This Kyoto walking tour brings you from the Kodaiji complex to Kiyomizudera. An extension of the Gion walking tour, the two can be combined and even completed in reverse. If you are following on from the previous tour, we continue our journey from the carpark of Ryozen Kannon/Kodaiji Temple.
Look out over the neighbourhood toward the towering pagoda and set it as your mark. We will make our way there through the charming little streets below. Get your camera ready and follow along with the route here.
Yasaka Koshindo: Kyoto’s most colourful temple?
Before we admire the pagoda, let’s treat our eyes to a little colour. Yasaka Koshindo is quite possibly the most colourful spot in Kyoto. Just look at its central shrine draped in long strands of colourful balls.
This may seem totally out of place, but there’s a good reason for all of it. This Koshin (a folk faith) temple is the place to have your desires abolished and your wishes granted.
And the colourful balls? Much like ema (wooden plaques) and o-mikuji (paper strips) of other shrines and temples, these help your wishes come true. They are actually little monkeys called kukurizaru; simply write your wish on one and wait for the tides to change. Why are they so bright? Rainbow sells! More about the shrine here.
Yasaka Pagoda (Hokan-ji Temple)
Step out of Yasaka Koshindo and you’ll soon be staring uphill at the very impressive Yasaka Pagoda of Hokan-ji Temple. Originally built in 589, inspired by a dream, the pagoda stands 46m tall and is one of the area’s highlights. Not only can you gaze at its impressive contours, but you can also venture inside to explore within.
If you’re in the mood for a lunch stop, a good option in the area is Kyoto Tsuburano. They serve up high-quality Kyoto-style bento lunches and steaming cups of matcha tea. Perfect for getting you back on your feet for more walking.
Continue walking up Yasaka-dori, taking a left down the stairs at Nineizaka. This is another very picturesque spot with plenty of cafes, shops and restaurants to suit any taste. Look hard enough and you may even spot a Starbucks logo etched unobtrusively into a wooden sign. This unique branch lives within a traditional chaya tea house; a wonderful juxtaposition of old and new Japan.
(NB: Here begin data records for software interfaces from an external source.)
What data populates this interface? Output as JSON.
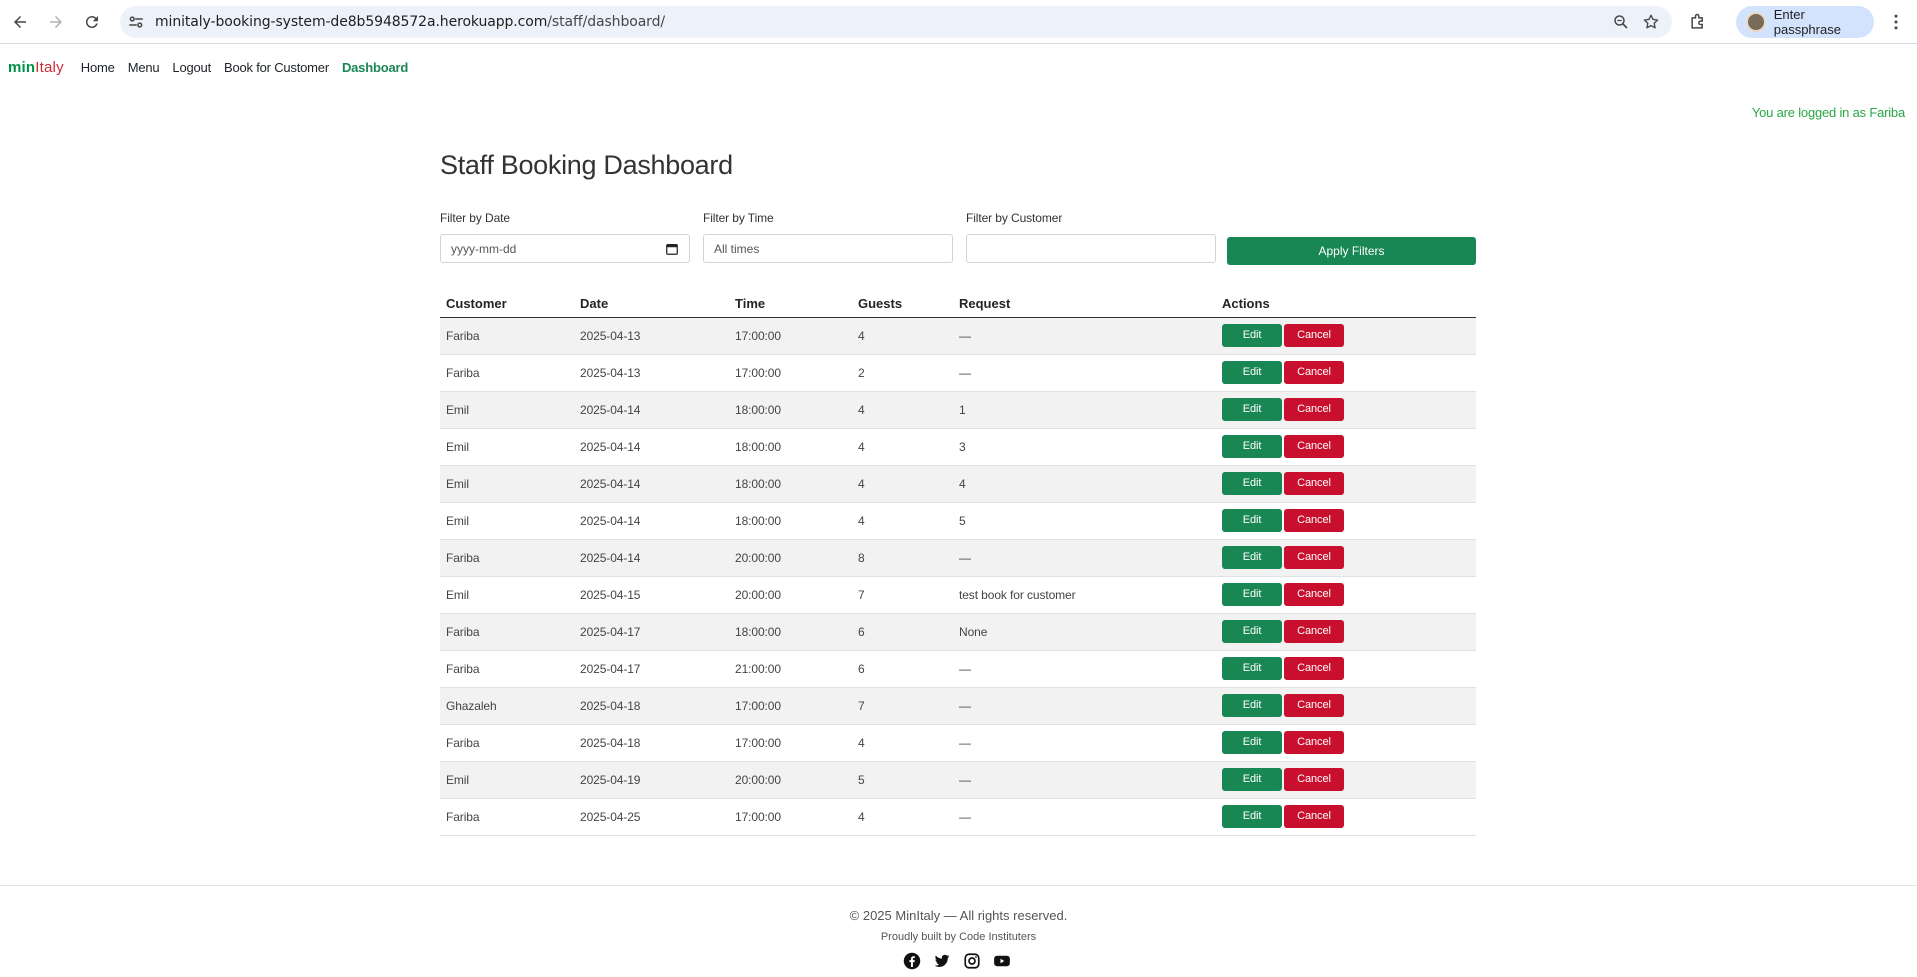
{
  "browser": {
    "url_host": "minitaly-booking-system-de8b5948572a.herokuapp.com",
    "url_path": "/staff/dashboard/",
    "profile_label": "Enter passphrase"
  },
  "site": {
    "brand_part1": "min",
    "brand_part2": "Italy",
    "nav": {
      "home": "Home",
      "menu": "Menu",
      "logout": "Logout",
      "book_for_customer": "Book for Customer",
      "dashboard": "Dashboard"
    },
    "logged_in_text": "You are logged in as Fariba"
  },
  "dashboard": {
    "title": "Staff Booking Dashboard",
    "filters": {
      "date_label": "Filter by Date",
      "date_placeholder": "yyyy-mm-dd",
      "time_label": "Filter by Time",
      "time_value": "All times",
      "customer_label": "Filter by Customer",
      "customer_value": "",
      "apply_label": "Apply Filters"
    },
    "table": {
      "headers": [
        "Customer",
        "Date",
        "Time",
        "Guests",
        "Request",
        "Actions"
      ],
      "edit_label": "Edit",
      "cancel_label": "Cancel",
      "rows": [
        [
          "Fariba",
          "2025-04-13",
          "17:00:00",
          "4",
          "—"
        ],
        [
          "Fariba",
          "2025-04-13",
          "17:00:00",
          "2",
          "—"
        ],
        [
          "Emil",
          "2025-04-14",
          "18:00:00",
          "4",
          "1"
        ],
        [
          "Emil",
          "2025-04-14",
          "18:00:00",
          "4",
          "3"
        ],
        [
          "Emil",
          "2025-04-14",
          "18:00:00",
          "4",
          "4"
        ],
        [
          "Emil",
          "2025-04-14",
          "18:00:00",
          "4",
          "5"
        ],
        [
          "Fariba",
          "2025-04-14",
          "20:00:00",
          "8",
          "—"
        ],
        [
          "Emil",
          "2025-04-15",
          "20:00:00",
          "7",
          "test book for customer"
        ],
        [
          "Fariba",
          "2025-04-17",
          "18:00:00",
          "6",
          "None"
        ],
        [
          "Fariba",
          "2025-04-17",
          "21:00:00",
          "6",
          "—"
        ],
        [
          "Ghazaleh",
          "2025-04-18",
          "17:00:00",
          "7",
          "—"
        ],
        [
          "Fariba",
          "2025-04-18",
          "17:00:00",
          "4",
          "—"
        ],
        [
          "Emil",
          "2025-04-19",
          "20:00:00",
          "5",
          "—"
        ],
        [
          "Fariba",
          "2025-04-25",
          "17:00:00",
          "4",
          "—"
        ]
      ]
    }
  },
  "footer": {
    "copyright": "© 2025 MinItaly — All rights reserved.",
    "credit": "Proudly built by Code Instituters",
    "social_icons": [
      "facebook-icon",
      "twitter-icon",
      "instagram-icon",
      "youtube-icon"
    ]
  },
  "colors": {
    "brand_green": "#009246",
    "brand_red": "#ce2b37",
    "button_green": "#198754",
    "button_red": "#c8102e"
  }
}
If you find yourself here in spring, you’ll enjoy some great cherry blossoms, too!
Head back up the stairs to continue your journey; don’t worry about missing any photo ops as you’ll enjoy this same aesthetic for a while yet.
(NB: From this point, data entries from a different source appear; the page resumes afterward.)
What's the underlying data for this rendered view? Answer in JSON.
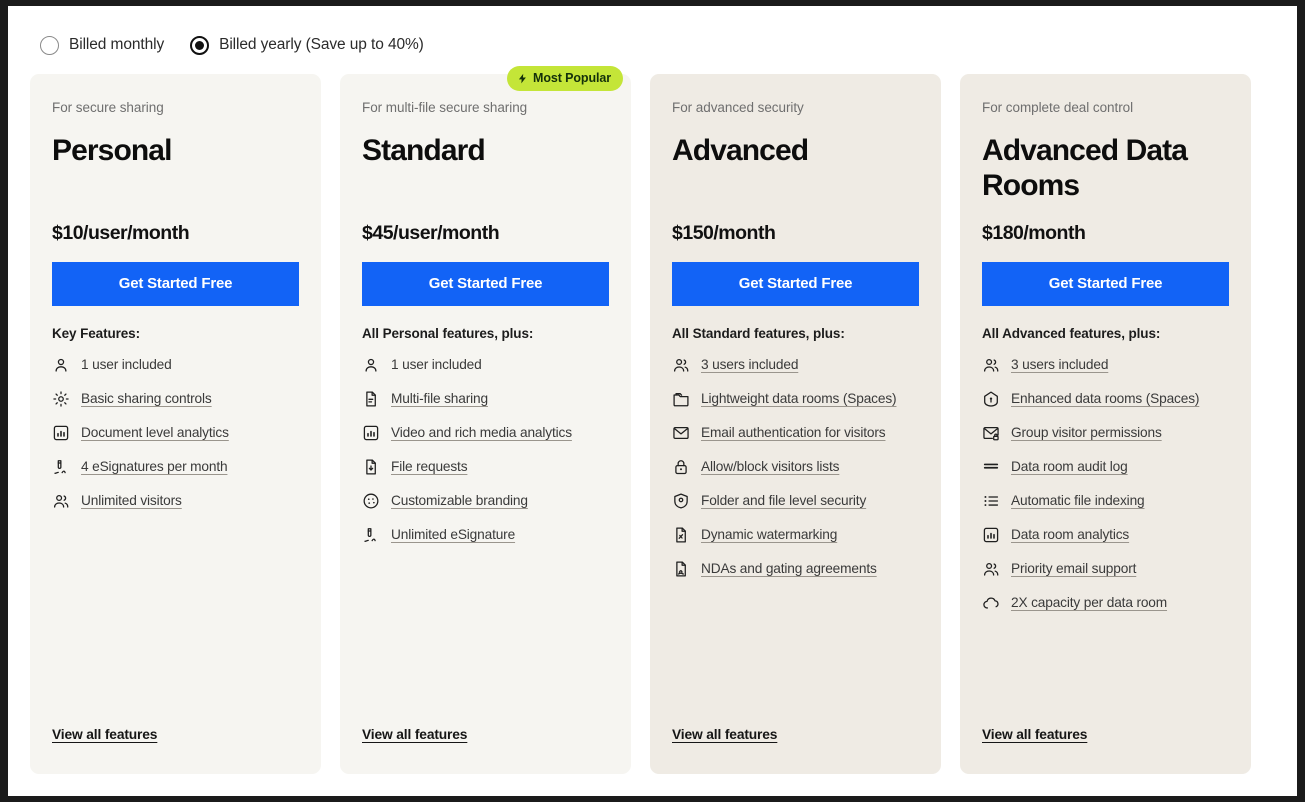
{
  "billing": {
    "options": [
      {
        "label": "Billed monthly",
        "selected": false
      },
      {
        "label": "Billed yearly (Save up to 40%)",
        "selected": true
      }
    ]
  },
  "badge": {
    "label": "Most Popular",
    "color": "#c4e538",
    "icon": "bolt-icon"
  },
  "cta_label": "Get Started Free",
  "view_all_label": "View all features",
  "accent_color": "#1263f6",
  "plans": [
    {
      "tagline": "For secure sharing",
      "name": "Personal",
      "price": "$10/user/month",
      "features_heading": "Key Features:",
      "badge": false,
      "tone": "light",
      "features": [
        {
          "icon": "user-icon",
          "label": "1 user included",
          "underline": false
        },
        {
          "icon": "gear-icon",
          "label": "Basic sharing controls",
          "underline": true
        },
        {
          "icon": "chart-icon",
          "label": "Document level analytics",
          "underline": true
        },
        {
          "icon": "signature-icon",
          "label": "4 eSignatures per month",
          "underline": true
        },
        {
          "icon": "users-icon",
          "label": "Unlimited visitors",
          "underline": true
        }
      ]
    },
    {
      "tagline": "For multi-file secure sharing",
      "name": "Standard",
      "price": "$45/user/month",
      "features_heading": "All Personal features, plus:",
      "badge": true,
      "tone": "light",
      "features": [
        {
          "icon": "user-icon",
          "label": "1 user included",
          "underline": false
        },
        {
          "icon": "document-icon",
          "label": "Multi-file sharing",
          "underline": true
        },
        {
          "icon": "chart-icon",
          "label": "Video and rich media analytics",
          "underline": true
        },
        {
          "icon": "file-download-icon",
          "label": "File requests",
          "underline": true
        },
        {
          "icon": "palette-icon",
          "label": "Customizable branding",
          "underline": true
        },
        {
          "icon": "signature-icon",
          "label": "Unlimited eSignature",
          "underline": true
        }
      ]
    },
    {
      "tagline": "For advanced security",
      "name": "Advanced",
      "price": "$150/month",
      "features_heading": "All Standard features, plus:",
      "badge": false,
      "tone": "warm",
      "features": [
        {
          "icon": "users-icon",
          "label": "3 users included",
          "underline": true
        },
        {
          "icon": "folder-icon",
          "label": "Lightweight data rooms (Spaces)",
          "underline": true
        },
        {
          "icon": "envelope-icon",
          "label": "Email authentication for visitors",
          "underline": true
        },
        {
          "icon": "lock-icon",
          "label": "Allow/block visitors lists",
          "underline": true
        },
        {
          "icon": "shield-pin-icon",
          "label": "Folder and file level security",
          "underline": true
        },
        {
          "icon": "watermark-doc-icon",
          "label": "Dynamic watermarking",
          "underline": true
        },
        {
          "icon": "nda-doc-icon",
          "label": "NDAs and gating agreements",
          "underline": true
        }
      ]
    },
    {
      "tagline": "For complete deal control",
      "name": "Advanced Data Rooms",
      "price": "$180/month",
      "features_heading": "All Advanced features, plus:",
      "badge": false,
      "tone": "warm",
      "features": [
        {
          "icon": "users-icon",
          "label": "3 users included",
          "underline": true
        },
        {
          "icon": "home-shield-icon",
          "label": "Enhanced data rooms (Spaces)",
          "underline": true
        },
        {
          "icon": "envelope-lock-icon",
          "label": "Group visitor permissions",
          "underline": true
        },
        {
          "icon": "audit-lines-icon",
          "label": "Data room audit log",
          "underline": true
        },
        {
          "icon": "list-index-icon",
          "label": "Automatic file indexing",
          "underline": true
        },
        {
          "icon": "chart-icon",
          "label": "Data room analytics",
          "underline": true
        },
        {
          "icon": "users-icon",
          "label": "Priority email support",
          "underline": true
        },
        {
          "icon": "cloud-icon",
          "label": "2X capacity per data room",
          "underline": true
        }
      ]
    }
  ]
}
The next point of interest is Sanneizaka, another gorgeous set of stone steps signalling our impending arrival at Kiyomizudera Temple. All around this area, you’ll see kimono-clad temple-goers posing for photos and giggling at shop windows. There’s a reason why this area is worth a look: it’s stunning. And it’s not just me who thinks so; Sanneizaka is officially designated a National Important Preservation District of Historic Buildings.
At the top of the steps, you can take a left and follow Matsubara-dori all the way to the temple. Alternatively, head straight, turning left after a few blocks to run into Chawan Zaka shopping street. This will also take you to the temple, just keep heading uphill. This is the place for souvenirs like paper fans and tea cups. If you’re feeling a little underdressed, it’s not too late to hire a kimono or yukata for the last part of our journey! Though perhaps easier said than done, navigate your way around the school excursions and tour groups and head toward the temple.
The Kiyomizudera Temple is one of the most impressive and popular attractions in Kyoto. This UNESCO World Heritage site has a history stretching back over 1,200 years and draws unprecedented crowds.
Most notable is probably the Main Hall, constructed in 1633 with not a single nail. The elevated balcony stretches high above the ground, offering spectacular views of the surrounds. Unfortunately during my visit, it was under construction and the whole thing was draped in scaffolding and gauze. Construction should be complete in March 2020, but there is plenty else to see. Think impressive gates, gardens, pagodas and waterfalls—just explore it for yourself.
When you’ve finished at the temple, you can head back through the shopping street. Or, if you’re partial to the macabre, there is a fantastic cemetery on the hillside, just waiting to be explored. For those looking for a spot with less (live) people, it’s perfect. Toribeyama Cemetery is home to thousands of graves sloping down the hill and full of interesting gravestones. It’s visible from Kyoto Tower, and makes for a relaxing end to the busy shopping streets around Kiyomizudera.
From here, the closest station is Kiyomizu Gojo Station, about a 15 minute walk away. If you still have steam, consider other attractions in the area such as the Kyoto National Museum or Rengeoin Sanjusangendo.
Post by Japan Journeys.